This is further shown by Kroger’s announced $1 billion stock buyback program on December 31, just days before the strike votes began. This buyback program will go towards further enriching some of the wealthiest people on the planet, using money made from the labor and sacrifice of King Soopers and other Kroger workers around the country.

King Soopers workers are in a powerful position to win their demands, especially as the US labor shortage continues. Barely 200,000 jobs were created in December, and the retail trade saw a decline in the total number of workers. Despite efforts by the company to hire scab labor, it is possible that King Soopers stores will not be able to hire enough workers to maintain full operations.

Regardless, the local press and workers have noted a significant outpouring of support from the community pledging to not cross the picket line.
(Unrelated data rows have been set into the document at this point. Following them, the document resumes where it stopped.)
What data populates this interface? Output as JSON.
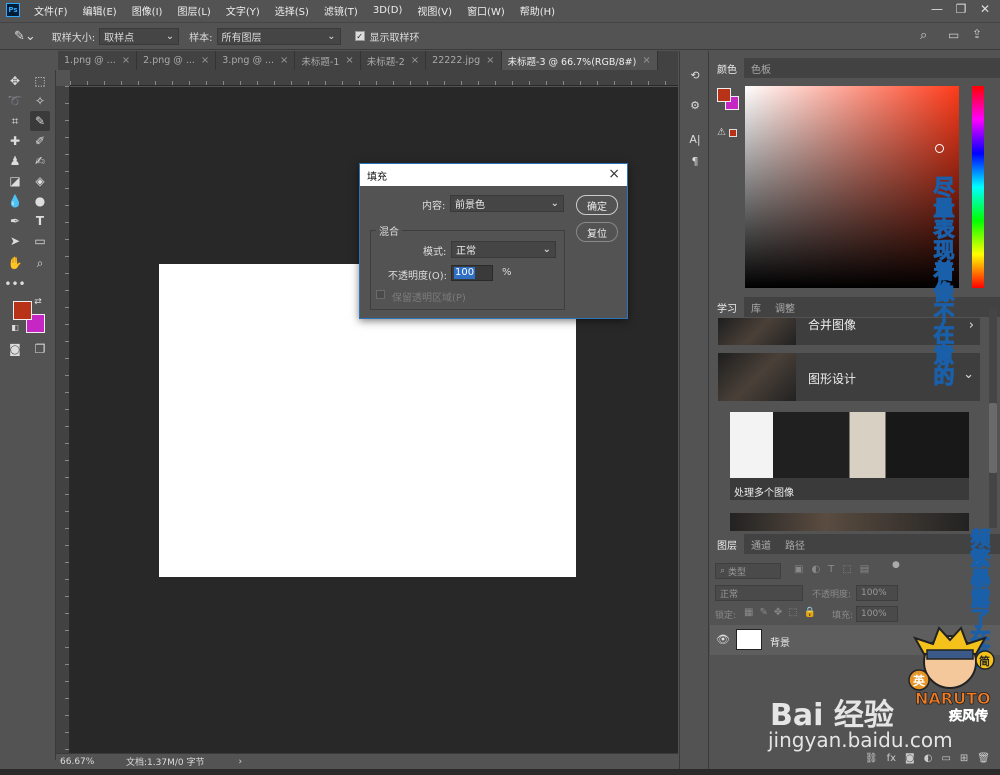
{
  "app": {
    "logo": "Ps"
  },
  "menu": [
    "文件(F)",
    "编辑(E)",
    "图像(I)",
    "图层(L)",
    "文字(Y)",
    "选择(S)",
    "滤镜(T)",
    "3D(D)",
    "视图(V)",
    "窗口(W)",
    "帮助(H)"
  ],
  "window_controls": {
    "minimize": "—",
    "maximize": "❐",
    "close": "✕"
  },
  "options": {
    "sample_size_label": "取样大小:",
    "sample_size_value": "取样点",
    "sample_label": "样本:",
    "sample_value": "所有图层",
    "show_ring_label": "显示取样环",
    "show_ring_checked": true
  },
  "tabs": [
    {
      "label": "1.png @ ...",
      "active": false
    },
    {
      "label": "2.png @ ...",
      "active": false
    },
    {
      "label": "3.png @ ...",
      "active": false
    },
    {
      "label": "未标题-1",
      "active": false
    },
    {
      "label": "未标题-2",
      "active": false
    },
    {
      "label": "22222.jpg",
      "active": false
    },
    {
      "label": "未标题-3 @ 66.7%(RGB/8#)",
      "active": true
    }
  ],
  "colors": {
    "foreground": "#b83218",
    "background": "#c526c4",
    "accent": "#2b73b6"
  },
  "status": {
    "zoom": "66.67%",
    "doc": "文档:1.37M/0 字节"
  },
  "dialog": {
    "title": "填充",
    "content_label": "内容:",
    "content_value": "前景色",
    "blend_group": "混合",
    "mode_label": "模式:",
    "mode_value": "正常",
    "opacity_label": "不透明度(O):",
    "opacity_value": "100",
    "opacity_unit": "%",
    "preserve_label": "保留透明区域(P)",
    "preserve_checked": false,
    "ok": "确定",
    "reset": "复位"
  },
  "color_panel": {
    "tabs": [
      "颜色",
      "色板"
    ]
  },
  "learn_panel": {
    "tabs": [
      "学习",
      "库",
      "调整"
    ],
    "items": [
      {
        "label": "合并图像"
      },
      {
        "label": "图形设计"
      }
    ],
    "card": "处理多个图像"
  },
  "layers_panel": {
    "tabs": [
      "图层",
      "通道",
      "路径"
    ],
    "filter_placeholder": "类型",
    "mode": "正常",
    "opacity_label": "不透明度:",
    "opacity_value": "100%",
    "lock_label": "锁定:",
    "fill_label": "填充:",
    "fill_value": "100%",
    "layers": [
      {
        "name": "背景"
      }
    ]
  },
  "overlay": {
    "caption1": "尽量表现着像不在意的",
    "caption2": "频繁暴露了在乎",
    "watermark": "Bai 经验",
    "watermark_url": "jingyan.baidu.com",
    "badge_top": "简",
    "badge_left": "英",
    "badge_brand": "NARUTO",
    "badge_sub": "疾风传"
  }
}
Local residents commenting on social media expressed a commitment to support the striking workers, with many noting that they would rather travel significantly farther to shop at another store than cross the picket line.

Most significantly, the contracts for workers at Safeway grocery stores in the area were originally set to expire throughout January and February. If Safeway workers were to join their fellow workers at King Soopers, it would strike a massive blow to two of the largest grocery chains in Colorado, making up a combined 45 percent of the grocery market share in Denver.
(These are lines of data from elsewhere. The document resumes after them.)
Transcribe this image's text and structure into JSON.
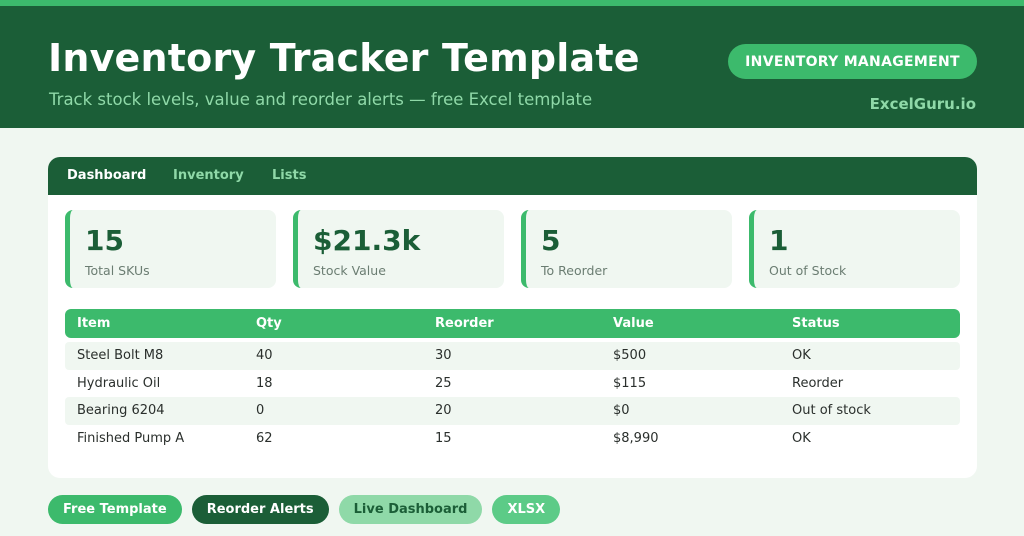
{
  "header": {
    "title": "Inventory Tracker Template",
    "subtitle": "Track stock levels, value and reorder alerts — free Excel template",
    "badge": "INVENTORY MANAGEMENT",
    "brand": "ExcelGuru.io"
  },
  "tabs": [
    {
      "label": "Dashboard",
      "active": true
    },
    {
      "label": "Inventory",
      "active": false
    },
    {
      "label": "Lists",
      "active": false
    }
  ],
  "kpis": [
    {
      "value": "15",
      "label": "Total SKUs"
    },
    {
      "value": "$21.3k",
      "label": "Stock Value"
    },
    {
      "value": "5",
      "label": "To Reorder"
    },
    {
      "value": "1",
      "label": "Out of Stock"
    }
  ],
  "table": {
    "headers": [
      "Item",
      "Qty",
      "Reorder",
      "Value",
      "Status"
    ],
    "rows": [
      [
        "Steel Bolt M8",
        "40",
        "30",
        "$500",
        "OK"
      ],
      [
        "Hydraulic Oil",
        "18",
        "25",
        "$115",
        "Reorder"
      ],
      [
        "Bearing 6204",
        "0",
        "20",
        "$0",
        "Out of stock"
      ],
      [
        "Finished Pump A",
        "62",
        "15",
        "$8,990",
        "OK"
      ]
    ]
  },
  "chips": [
    {
      "label": "Free Template",
      "bg": "#3cba6c",
      "fg": "#ffffff"
    },
    {
      "label": "Reorder Alerts",
      "bg": "#1b5e37",
      "fg": "#ffffff"
    },
    {
      "label": "Live Dashboard",
      "bg": "#8fd9a8",
      "fg": "#1b5e37"
    },
    {
      "label": "XLSX",
      "bg": "#5ccb87",
      "fg": "#ffffff"
    }
  ],
  "colors": {
    "header": "#1b5e37",
    "accent": "#3cba6c",
    "light_accent": "#8fd9a8",
    "page_bg": "#f0f7f1"
  }
}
However, rather than call out Safeway workers to join the strike, the UFCW extended their contract in the Denver area in order to “allow the Union time to secure an industry leading contract for Safeway/Albertsons workers.” The contract for Denver clerks and meat department workers was set to expire on January 8.
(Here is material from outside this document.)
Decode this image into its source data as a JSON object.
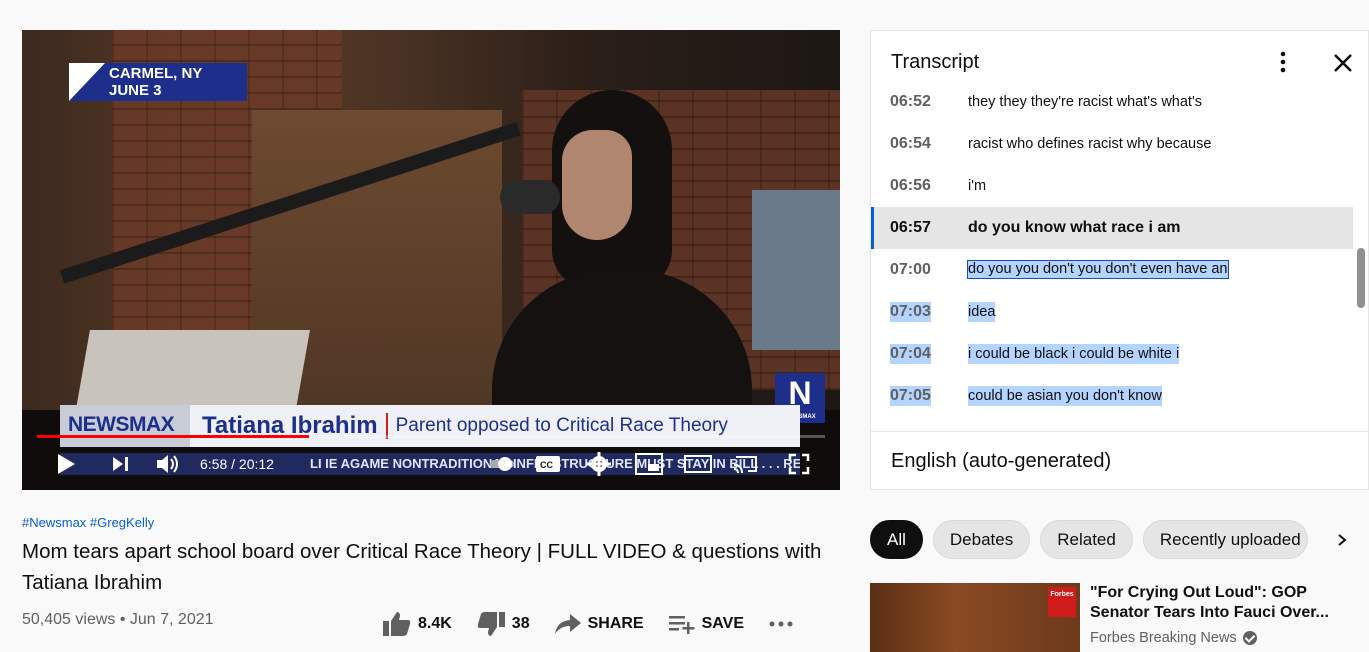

The extension is not to secure a better contract but to keep the Safeway and King Soopers workers isolated in order to weaken both. While the UFCW has been compelled to call a strike and engage in certain “militant” rhetoric, the union officialdom, which controls more than $1 billion in assets, is terrified of an explosion from below and will seek to wear down workers and shut down the strike as soon as possible. Indeed, this is why the union has arbitrarily limited the strike in advance to three weeks, leaving in the hands of management as much initiative and advance notice as possible in order to weather the strike.

It can also not be excluded that the union will seek to call off the strike at the last minute and enforce a sellout contract, as the IATSE union did to a planned strike of 60,000 film production workers and the United Nurses Associations of California/Union of Health Care Professionals (UNAC/UHCP) did to 32,000 health care workers in Southern California.

Indeed, the UFCW has been among the most the brazen of all the pro-corporate trade unions in sacrificing the health and lives of their own members on behalf of private profit. The union has kept meatpacking workers on the job throughout the pandemic which has allowed infections to spread unabated in cramped, unsanitary facilities, leading to nearly 60,000 infections and 300 deaths. In the summer of 2020, beef workers at a JBS plant in Greeley, Colorado, were forced to take matters into their own hands with a wildcat walkout after months of inaction by UFCW Local 7.

In order to carry forward and expand their struggle, workers must prepare themselves to challenge the isolation and betrayals of the UFCW by forming a rank-and-file strike committee. Such an organization will place the direction of the strike in the hands of the workers themselves not the union bureaucrats.

Contact should be made with other grocery workers and across sectors, especially with teachers, who also face low pay and dangerous working conditions during the pandemic. By unifying the struggles of other workers in Colorado and across the country, workers can build a powerful strike movement to win all of their demands, including not just better pay and benefits but also improved safety in the fight to eliminate COVID-19 and end the pandemic.

We encourage all King Soopers and Colorado grocery store workers to contact us for help in establishing rank-and-file committees in your area.